* What to produce *
Each entry below must be written out exactly, with pictures left out.

Entries from a dataset of interfaces:
Segment Open

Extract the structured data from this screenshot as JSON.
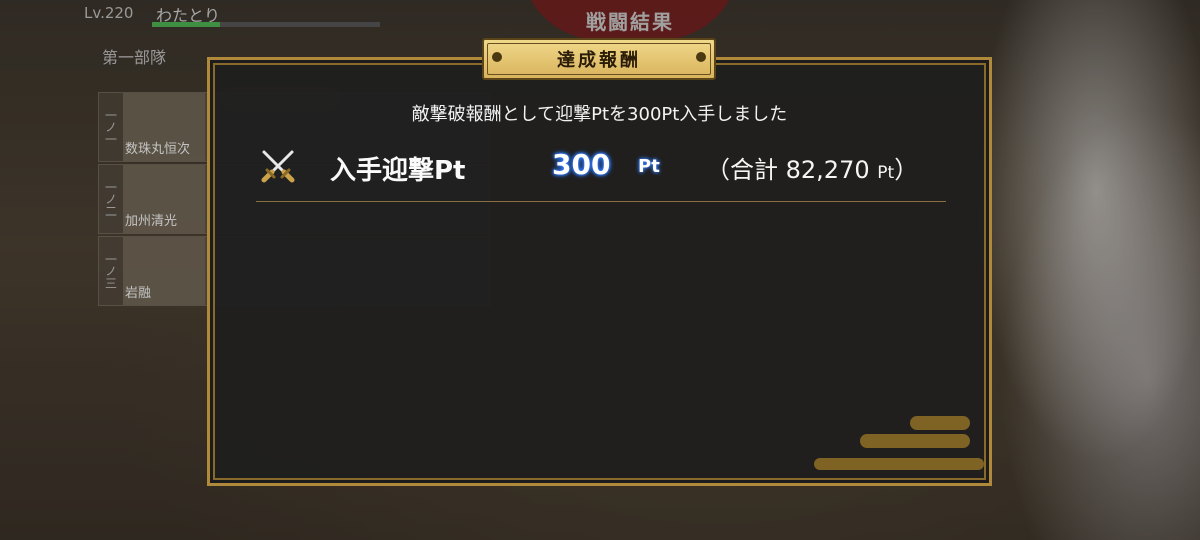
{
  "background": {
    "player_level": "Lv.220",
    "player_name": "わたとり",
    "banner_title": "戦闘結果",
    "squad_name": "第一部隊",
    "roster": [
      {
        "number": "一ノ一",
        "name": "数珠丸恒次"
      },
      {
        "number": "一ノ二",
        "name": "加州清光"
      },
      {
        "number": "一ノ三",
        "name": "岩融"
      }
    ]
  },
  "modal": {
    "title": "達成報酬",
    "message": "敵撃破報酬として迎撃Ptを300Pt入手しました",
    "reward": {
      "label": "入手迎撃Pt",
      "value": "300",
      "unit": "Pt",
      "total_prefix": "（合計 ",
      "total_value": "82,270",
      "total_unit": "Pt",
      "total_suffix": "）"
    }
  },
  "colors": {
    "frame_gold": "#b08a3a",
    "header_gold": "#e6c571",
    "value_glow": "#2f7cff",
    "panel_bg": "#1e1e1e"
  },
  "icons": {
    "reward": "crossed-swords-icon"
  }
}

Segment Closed

* Solution below *
Extract the structured data from this screenshot as JSON.
{
  "background": {
    "player_level": "Lv.220",
    "player_name": "わたとり",
    "banner_title": "戦闘結果",
    "squad_name": "第一部隊",
    "roster": [
      {
        "number": "一ノ一",
        "name": "数珠丸恒次"
      },
      {
        "number": "一ノ二",
        "name": "加州清光"
      },
      {
        "number": "一ノ三",
        "name": "岩融"
      }
    ]
  },
  "modal": {
    "title": "達成報酬",
    "message": "敵撃破報酬として迎撃Ptを300Pt入手しました",
    "reward": {
      "label": "入手迎撃Pt",
      "value": "300",
      "unit": "Pt",
      "total_prefix": "（合計 ",
      "total_value": "82,270",
      "total_unit": "Pt",
      "total_suffix": "）"
    }
  },
  "colors": {
    "frame_gold": "#b08a3a",
    "header_gold": "#e6c571",
    "value_glow": "#2f7cff",
    "panel_bg": "#1e1e1e"
  },
  "icons": {
    "reward": "crossed-swords-icon"
  }
}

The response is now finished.